WHAT YOU NEED TO DO
Going through the listing below, work out how many lines include "register" and give that number by itself.

ENTRIES SUPPLIED

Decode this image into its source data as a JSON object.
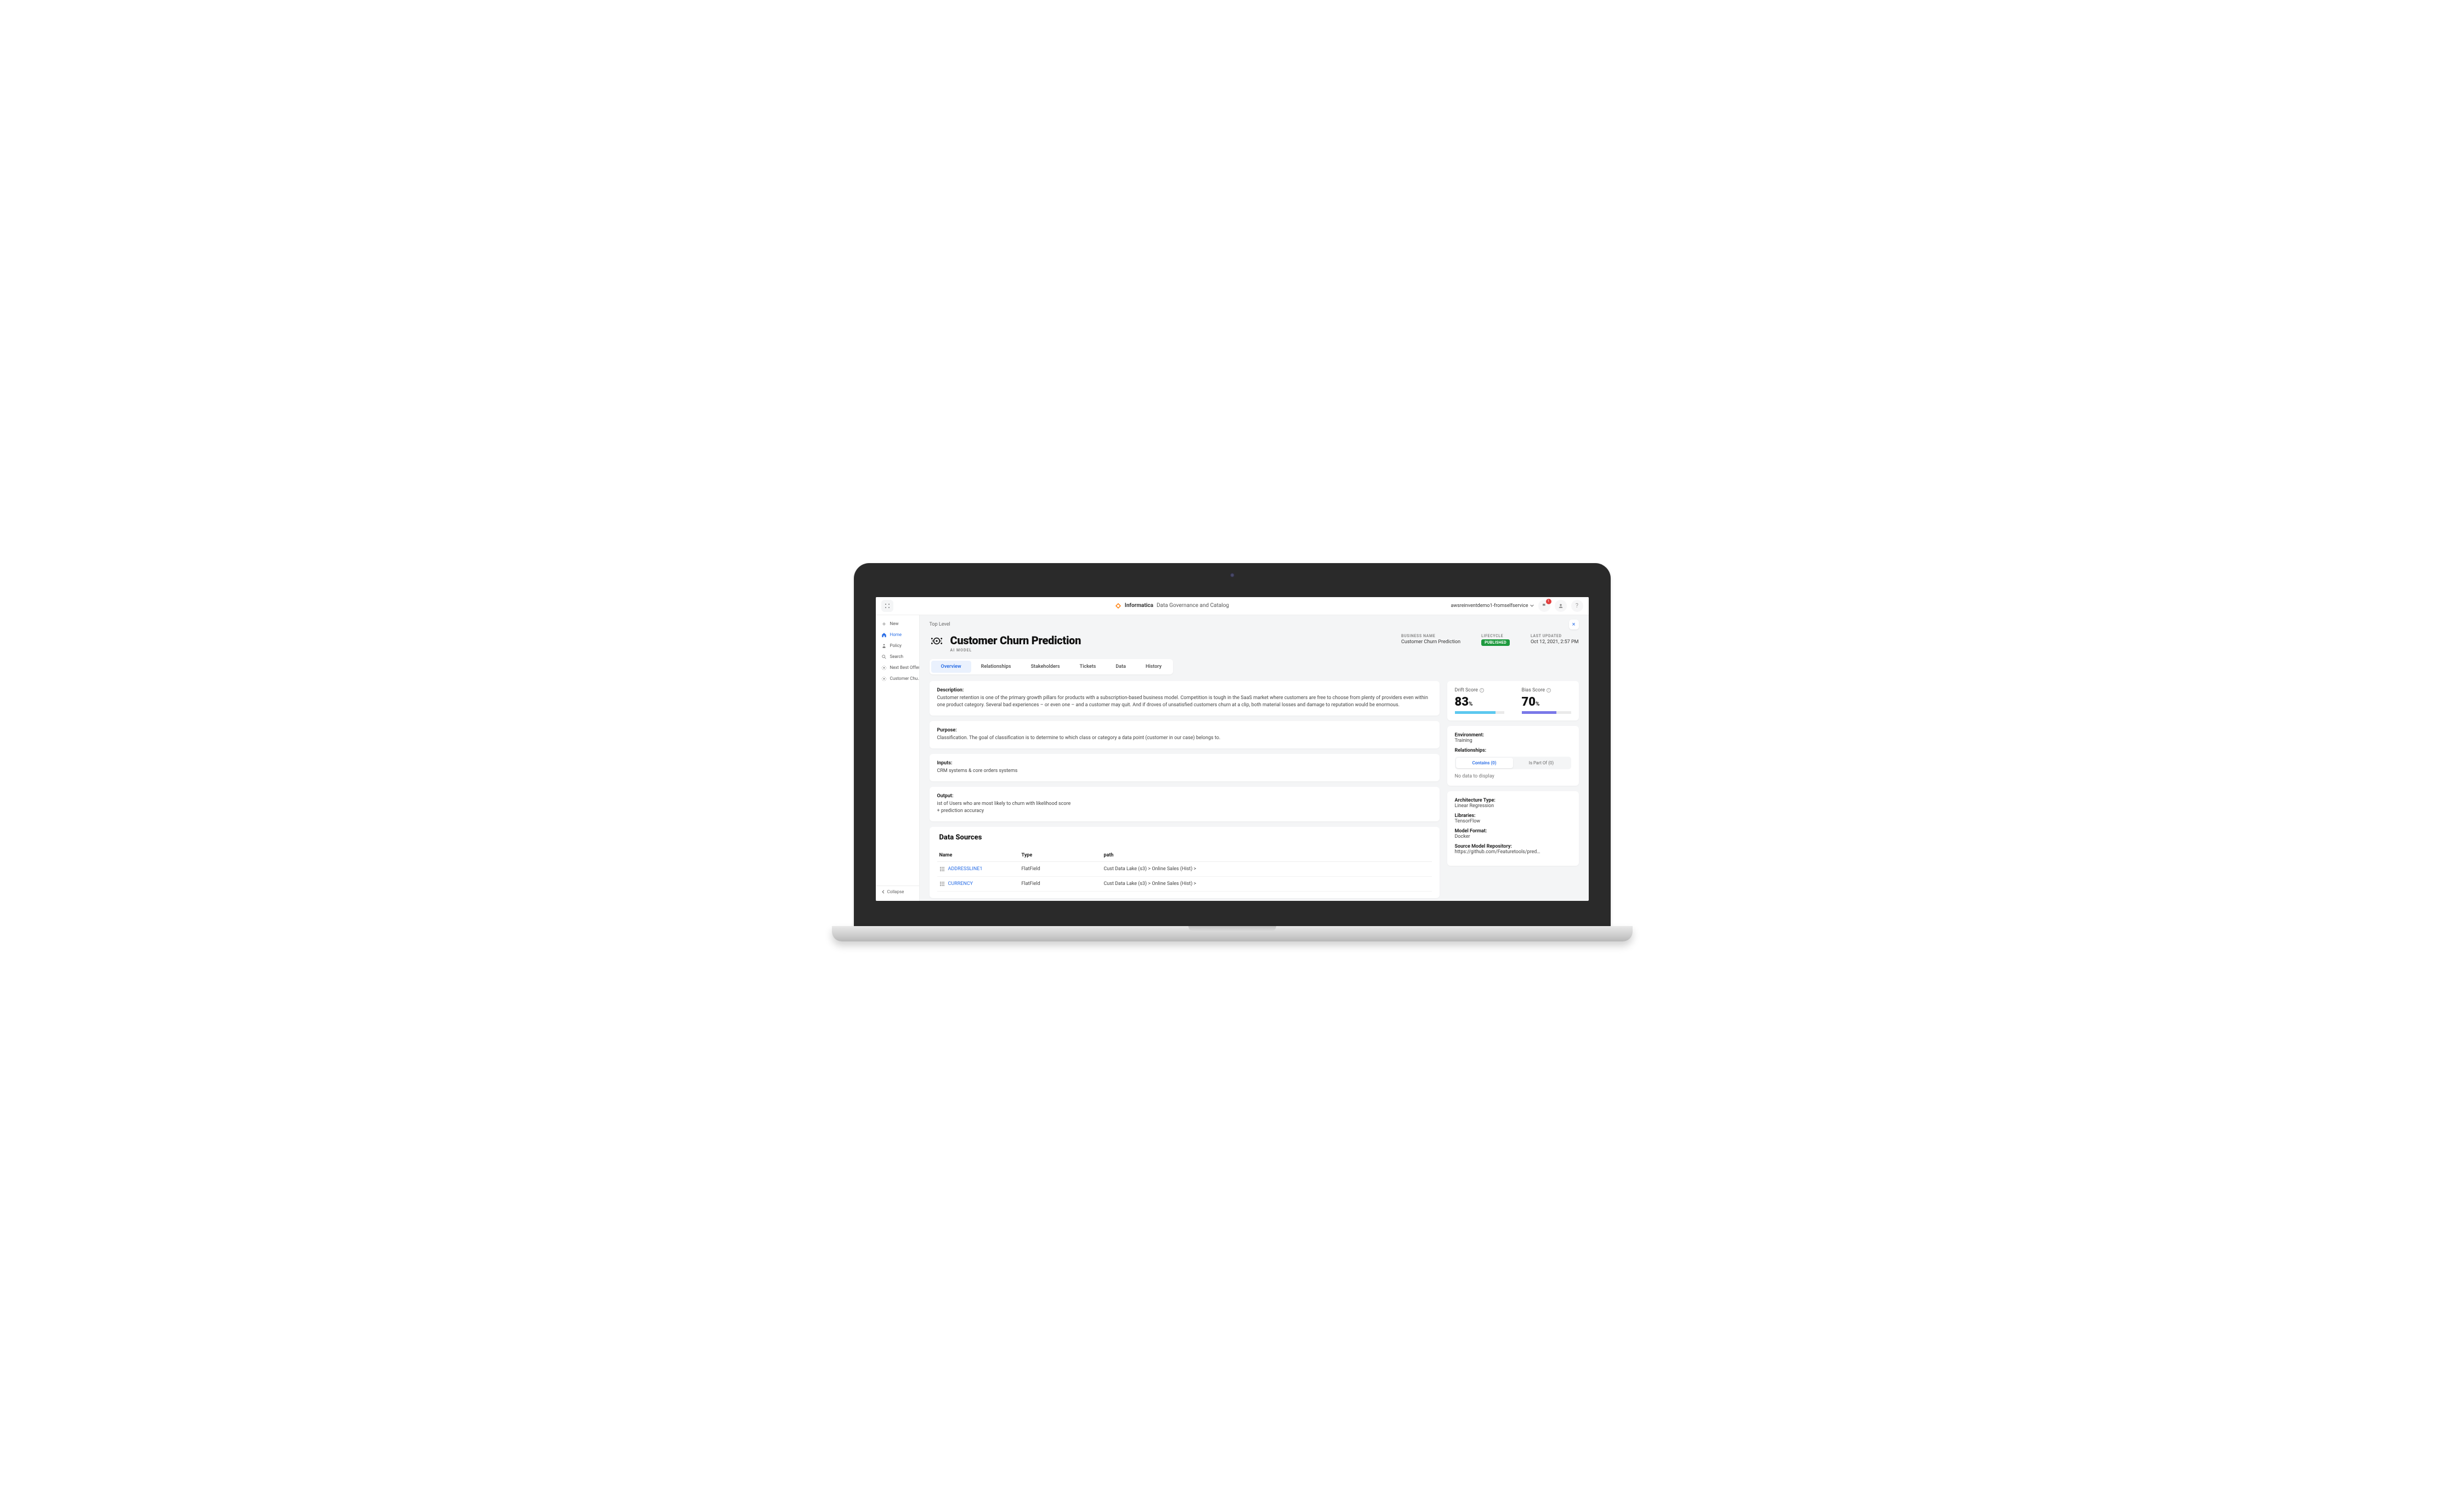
{
  "brand": {
    "name": "Informatica",
    "product": "Data Governance and Catalog"
  },
  "account": {
    "name": "awsreinventdemo1-fromselfservice",
    "notif_count": "1"
  },
  "sidebar": {
    "items": [
      {
        "label": "New"
      },
      {
        "label": "Home"
      },
      {
        "label": "Policy"
      },
      {
        "label": "Search"
      },
      {
        "label": "Next Best Offer"
      },
      {
        "label": "Customer Chu…"
      }
    ],
    "collapse": "Collapse"
  },
  "breadcrumb": "Top Level",
  "page": {
    "title": "Customer Churn Prediction",
    "subtitle": "AI MODEL",
    "meta": {
      "business_name_label": "BUSINESS NAME",
      "business_name": "Customer Churn Prediction",
      "lifecycle_label": "LIFECYCLE",
      "lifecycle": "PUBLISHED",
      "last_updated_label": "LAST UPDATED",
      "last_updated": "Oct 12, 2021, 2:57 PM"
    }
  },
  "tabs": [
    "Overview",
    "Relationships",
    "Stakeholders",
    "Tickets",
    "Data",
    "History"
  ],
  "sections": {
    "description": {
      "label": "Description:",
      "text": "Customer retention is one of the primary growth pillars for products with a subscription-based business model. Competition is tough in the SaaS market where customers are free to choose from plenty of providers even within one product category. Several bad experiences – or even one – and a customer may quit. And if droves of unsatisfied customers churn at a clip, both material losses and damage to reputation would be enormous."
    },
    "purpose": {
      "label": "Purpose:",
      "text": "Classification. The goal of classification is to determine to which class or category a data point (customer in our case) belongs to."
    },
    "inputs": {
      "label": "Inputs:",
      "text": "CRM systems & core orders systems"
    },
    "output": {
      "label": "Output:",
      "text": "ist of Users who are most likely to churn with likelihood score\n+ prediction accuracy"
    }
  },
  "data_sources": {
    "title": "Data Sources",
    "columns": {
      "name": "Name",
      "type": "Type",
      "path": "path"
    },
    "rows": [
      {
        "name": "ADDRESSLINE1",
        "type": "FlatField",
        "path": "Cust Data Lake (s3) > Online Sales (Hist) >"
      },
      {
        "name": "CURRENCY",
        "type": "FlatField",
        "path": "Cust Data Lake (s3) > Online Sales (Hist) >"
      }
    ]
  },
  "scores": {
    "drift": {
      "label": "Drift Score",
      "value": "83",
      "pct": 83,
      "color": "#5cc8ef"
    },
    "bias": {
      "label": "Bias Score",
      "value": "70",
      "pct": 70,
      "color": "#7a78e8"
    }
  },
  "right": {
    "environment": {
      "label": "Environment:",
      "value": "Training"
    },
    "relationships": {
      "label": "Relationships:",
      "tabs": [
        "Contains (0)",
        "Is Part Of (0)"
      ],
      "empty": "No data to display"
    },
    "architecture": {
      "label": "Architecture Type:",
      "value": "Linear Regression"
    },
    "libraries": {
      "label": "Libraries:",
      "value": "TensorFlow"
    },
    "model_format": {
      "label": "Model Format:",
      "value": "Docker"
    },
    "source_repo": {
      "label": "Source Model Repository:",
      "value": "https://github.com/Featuretools/pred…"
    }
  }
}
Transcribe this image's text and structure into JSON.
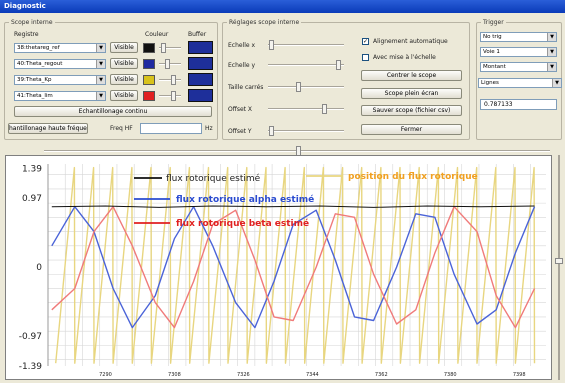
{
  "window": {
    "title": "Diagnostic"
  },
  "scope_interne": {
    "title": "Scope interne",
    "col_registre": "Registre",
    "col_couleur": "Couleur",
    "col_buffer": "Buffer",
    "rows": [
      {
        "register": "38:thetareg_ref",
        "visible": "Visible",
        "color": "#111111"
      },
      {
        "register": "40:Theta_regout",
        "visible": "Visible",
        "color": "#1f2aa0"
      },
      {
        "register": "39:Theta_Kp",
        "visible": "Visible",
        "color": "#d8c21a"
      },
      {
        "register": "41:Theta_lim",
        "visible": "Visible",
        "color": "#e02020"
      }
    ],
    "echantillonage_label": "Echantillonage continu",
    "haute_freq_label": "hantillonage haute fréquen",
    "freq_hf_label": "Freq HF",
    "freq_hf_value": "",
    "hz_label": "Hz"
  },
  "reglages": {
    "title": "Réglages scope interne",
    "echelle_x": "Echelle x",
    "echelle_y": "Echelle y",
    "taille_carres": "Taille carrés",
    "offset_x": "Offset X",
    "offset_y": "Offset Y",
    "alignement_label": "Alignement automatique",
    "alignement_checked": true,
    "avec_mise_label": "Avec mise à l'échelle",
    "avec_mise_checked": false,
    "centrer_label": "Centrer le scope",
    "plein_ecran_label": "Scope plein écran",
    "sauver_label": "Sauver scope (fichier csv)",
    "fermer_label": "Fermer"
  },
  "trigger": {
    "title": "Trigger",
    "mode": "No trig",
    "voie": "Voie 1",
    "front": "Montant",
    "affichage": "Lignes",
    "level_value": "0.787133"
  },
  "chart_data": {
    "type": "line",
    "y_ticks": [
      "1.39",
      "0.97",
      "0",
      "-0.97",
      "-1.39"
    ],
    "y_tick_values": [
      1.39,
      0.97,
      0,
      -0.97,
      -1.39
    ],
    "ylim": [
      -1.39,
      1.45
    ],
    "xlim": [
      7275,
      7405
    ],
    "x_ticks": [
      "7290",
      "7308",
      "7326",
      "7344",
      "7362",
      "7380",
      "7398"
    ],
    "x_tick_values": [
      7290,
      7308,
      7326,
      7344,
      7362,
      7380,
      7398
    ],
    "grid": true,
    "legend": [
      {
        "name": "flux rotorique estimé",
        "color": "#111111"
      },
      {
        "name": "position du flux rotorique",
        "color": "#e8d680"
      },
      {
        "name": "flux rotorique alpha estimé",
        "color": "#2a4bd0"
      },
      {
        "name": "flux rotorique beta estimé",
        "color": "#e02020"
      }
    ],
    "series": [
      {
        "name": "flux rotorique estimé",
        "color": "#111111",
        "x": [
          7276,
          7290,
          7304,
          7318,
          7332,
          7346,
          7360,
          7374,
          7388,
          7402
        ],
        "y": [
          0.85,
          0.86,
          0.84,
          0.86,
          0.85,
          0.86,
          0.84,
          0.86,
          0.85,
          0.86
        ]
      },
      {
        "name": "flux rotorique alpha estimé",
        "color": "#4a63d8",
        "x": [
          7276,
          7282,
          7287,
          7292,
          7297,
          7303,
          7308,
          7313,
          7318,
          7324,
          7329,
          7334,
          7339,
          7345,
          7350,
          7355,
          7360,
          7366,
          7371,
          7376,
          7381,
          7387,
          7392,
          7397,
          7402
        ],
        "y": [
          0.3,
          0.85,
          0.5,
          -0.3,
          -0.85,
          -0.4,
          0.4,
          0.85,
          0.3,
          -0.5,
          -0.85,
          -0.2,
          0.6,
          0.8,
          0.1,
          -0.7,
          -0.75,
          0.0,
          0.75,
          0.7,
          -0.1,
          -0.8,
          -0.6,
          0.2,
          0.85
        ]
      },
      {
        "name": "flux rotorique beta estimé",
        "color": "#f07a7a",
        "x": [
          7276,
          7282,
          7287,
          7292,
          7297,
          7303,
          7308,
          7313,
          7318,
          7324,
          7329,
          7334,
          7339,
          7345,
          7350,
          7355,
          7360,
          7366,
          7371,
          7376,
          7381,
          7387,
          7392,
          7397,
          7402
        ],
        "y": [
          -0.6,
          -0.3,
          0.5,
          0.85,
          0.3,
          -0.5,
          -0.85,
          -0.2,
          0.6,
          0.8,
          0.1,
          -0.7,
          -0.75,
          0.0,
          0.75,
          0.7,
          -0.1,
          -0.8,
          -0.6,
          0.2,
          0.85,
          0.5,
          -0.4,
          -0.85,
          -0.3
        ]
      },
      {
        "name": "position du flux rotorique",
        "color": "#e8d680",
        "x": [
          7277,
          7281.9,
          7282,
          7286.9,
          7287,
          7291.9,
          7292,
          7296.9,
          7297,
          7301.9,
          7302,
          7306.9,
          7307,
          7311.9,
          7312,
          7316.9,
          7317,
          7321.9,
          7322,
          7326.9,
          7327,
          7331.9,
          7332,
          7336.9,
          7337,
          7341.9,
          7342,
          7346.9,
          7347,
          7351.9,
          7352,
          7356.9,
          7357,
          7361.9,
          7362,
          7366.9,
          7367,
          7371.9,
          7372,
          7376.9,
          7377,
          7381.9,
          7382,
          7386.9,
          7387,
          7391.9,
          7392,
          7396.9,
          7397,
          7401.9,
          7402
        ],
        "y": [
          -1.35,
          1.4,
          -1.35,
          1.4,
          -1.35,
          1.4,
          -1.35,
          1.4,
          -1.35,
          1.4,
          -1.35,
          1.4,
          -1.35,
          1.4,
          -1.35,
          1.4,
          -1.35,
          1.4,
          -1.35,
          1.4,
          -1.35,
          1.4,
          -1.35,
          1.4,
          -1.35,
          1.4,
          -1.35,
          1.4,
          -1.35,
          1.4,
          -1.35,
          1.4,
          -1.35,
          1.4,
          -1.35,
          1.4,
          -1.35,
          1.4,
          -1.35,
          1.4,
          -1.35,
          1.4,
          -1.35,
          1.4,
          -1.35,
          1.4,
          -1.35,
          1.4,
          -1.35,
          1.4,
          -1.35
        ]
      }
    ]
  }
}
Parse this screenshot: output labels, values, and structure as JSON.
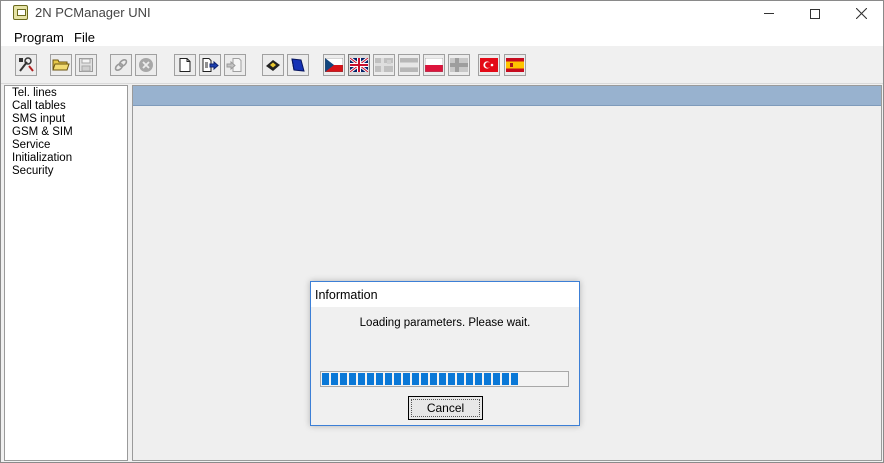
{
  "window": {
    "title": "2N PCManager UNI"
  },
  "menu": {
    "items": [
      "Program",
      "File"
    ]
  },
  "toolbar": {
    "buttons": [
      {
        "icon": "config-tools-icon",
        "state": "enabled"
      },
      {
        "icon": "open-folder-icon",
        "state": "enabled"
      },
      {
        "icon": "save-disk-icon",
        "state": "disabled"
      },
      {
        "icon": "connect-link-icon",
        "state": "disabled"
      },
      {
        "icon": "stop-circle-icon",
        "state": "disabled"
      },
      {
        "icon": "new-document-icon",
        "state": "enabled"
      },
      {
        "icon": "export-document-icon",
        "state": "enabled"
      },
      {
        "icon": "import-document-icon",
        "state": "disabled"
      },
      {
        "icon": "sim-card-icon",
        "state": "enabled"
      },
      {
        "icon": "blue-book-icon",
        "state": "enabled"
      },
      {
        "icon": "flag-czech-icon",
        "state": "enabled"
      },
      {
        "icon": "flag-uk-icon",
        "state": "selected"
      },
      {
        "icon": "flag-disabled-1-icon",
        "state": "disabled"
      },
      {
        "icon": "flag-disabled-2-icon",
        "state": "disabled"
      },
      {
        "icon": "flag-poland-icon",
        "state": "enabled"
      },
      {
        "icon": "flag-disabled-3-icon",
        "state": "disabled"
      },
      {
        "icon": "flag-turkey-icon",
        "state": "enabled"
      },
      {
        "icon": "flag-spain-icon",
        "state": "enabled"
      }
    ]
  },
  "tree": {
    "items": [
      "Tel. lines",
      "Call tables",
      "SMS input",
      "GSM & SIM",
      "Service",
      "Initialization",
      "Security"
    ]
  },
  "dialog": {
    "title": "Information",
    "message": "Loading parameters. Please wait.",
    "progress": 0.81,
    "cancel_label": "Cancel"
  },
  "colors": {
    "main_header": "#98b2cf",
    "progress_fill": "#0a78d7",
    "dialog_border": "#3c7fd6"
  }
}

EXERCISE RESPONSE
4